Droughts are better than monsoons.
Northern Missouri suffered an extremely dry summer in 1999. Forage yield in an ongoing variety trial at FSRC was down 65% compared to the previous, favorably wet, year. But mean dry matter yield per acre-inch was 43% higher in the dry year, and steer average daily gain was higher than in the previous three years of an ongoing trial. “It has been our experience over the years that grazing seasons with summer rainfall at least 20% below average usually produce our best individual animal performance. This response would seem to be related in part to the higher nutrient density of the drier forage,” Gerrish says. When compared to all the problems caused by extremely wet weather, Gerrish says he’ll take almost any drought instead.
Rest periods are difficult to quantify, but definitely needed.
Gerrish says they are a requirement if intra-paddock species diversity is to be maintained. Rest periods also reduce risk of compaction. Residuals also come into play here, as greater post-grazing forage mass provides greater flexibility in rest management compared to grazing very tight.
Turn animals in at 3,000 pounds of forage dry matter per acre, and take them out at no lower than 1,500 lbs.
Of course this varies based on sward’s density and dominant species.
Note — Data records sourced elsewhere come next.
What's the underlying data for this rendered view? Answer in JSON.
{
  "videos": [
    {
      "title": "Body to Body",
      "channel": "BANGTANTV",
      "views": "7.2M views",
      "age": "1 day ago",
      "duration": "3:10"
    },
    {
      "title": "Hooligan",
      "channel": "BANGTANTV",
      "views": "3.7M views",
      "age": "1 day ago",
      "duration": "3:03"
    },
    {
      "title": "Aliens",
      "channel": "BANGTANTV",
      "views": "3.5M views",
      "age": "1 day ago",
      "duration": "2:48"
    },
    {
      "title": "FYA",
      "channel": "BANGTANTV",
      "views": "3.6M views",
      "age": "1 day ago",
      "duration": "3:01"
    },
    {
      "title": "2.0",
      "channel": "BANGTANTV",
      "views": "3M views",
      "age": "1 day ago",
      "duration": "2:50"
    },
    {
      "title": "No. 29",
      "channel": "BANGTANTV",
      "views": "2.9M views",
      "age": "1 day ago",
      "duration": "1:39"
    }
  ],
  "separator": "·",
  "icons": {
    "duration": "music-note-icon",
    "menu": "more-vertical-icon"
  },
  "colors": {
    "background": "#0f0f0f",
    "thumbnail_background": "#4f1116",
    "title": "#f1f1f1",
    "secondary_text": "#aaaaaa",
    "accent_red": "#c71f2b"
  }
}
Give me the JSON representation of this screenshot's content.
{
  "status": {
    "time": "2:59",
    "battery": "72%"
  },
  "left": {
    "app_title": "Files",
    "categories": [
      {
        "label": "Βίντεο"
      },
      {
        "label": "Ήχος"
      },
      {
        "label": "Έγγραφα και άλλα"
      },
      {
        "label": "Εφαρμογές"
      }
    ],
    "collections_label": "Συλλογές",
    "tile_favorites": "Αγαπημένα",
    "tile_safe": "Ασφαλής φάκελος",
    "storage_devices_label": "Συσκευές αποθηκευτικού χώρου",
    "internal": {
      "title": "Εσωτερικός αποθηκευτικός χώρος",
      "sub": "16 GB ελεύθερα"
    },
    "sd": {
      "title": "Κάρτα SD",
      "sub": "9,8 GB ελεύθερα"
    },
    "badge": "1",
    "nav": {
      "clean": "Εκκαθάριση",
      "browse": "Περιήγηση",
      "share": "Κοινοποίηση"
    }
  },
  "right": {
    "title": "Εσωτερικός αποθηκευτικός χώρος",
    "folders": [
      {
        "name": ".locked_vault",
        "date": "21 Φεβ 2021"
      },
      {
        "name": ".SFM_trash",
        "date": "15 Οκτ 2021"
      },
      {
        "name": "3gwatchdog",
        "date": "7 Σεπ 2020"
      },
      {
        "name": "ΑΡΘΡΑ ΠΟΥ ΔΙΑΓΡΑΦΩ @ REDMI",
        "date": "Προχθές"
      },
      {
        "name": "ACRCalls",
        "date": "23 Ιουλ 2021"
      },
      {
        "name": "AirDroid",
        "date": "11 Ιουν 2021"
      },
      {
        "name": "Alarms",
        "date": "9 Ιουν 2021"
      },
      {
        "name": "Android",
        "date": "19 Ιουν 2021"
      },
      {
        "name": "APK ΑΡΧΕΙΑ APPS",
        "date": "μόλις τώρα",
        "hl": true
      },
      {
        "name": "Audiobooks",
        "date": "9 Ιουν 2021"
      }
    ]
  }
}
To maintain maximum intake, quality and plant re-growth capability, Gerrish says an animal should have to bite a plant only once to reach the proper residual. Low-growing species such as bluegrass and ryegrass should be grazed at six inches, with a two-inch post-grazing residual a good target if soil moisture conditions are good. Smooth bromegrass and alfalfa need something closer to a 10-inch turn-in height and a four-inch residual. Orchardgrass, timothy, tall fescue, red clover and birdsfoot trefoil can be grazed at 6 to 10 inches, with a target residual of three to four inches.
Gerrish offers this thumb rule: If you can’t see the eyes of a cow that has just been turned in to paddock, then low forage quality is probably limiting intake because the animals will have to take a second, lower-quality bite to reach the target residual. One the other end of the scale, forage intake is also likely being limited when the tops of the nostrils are visible while grazing (except for a very dense stand of a low-growing species).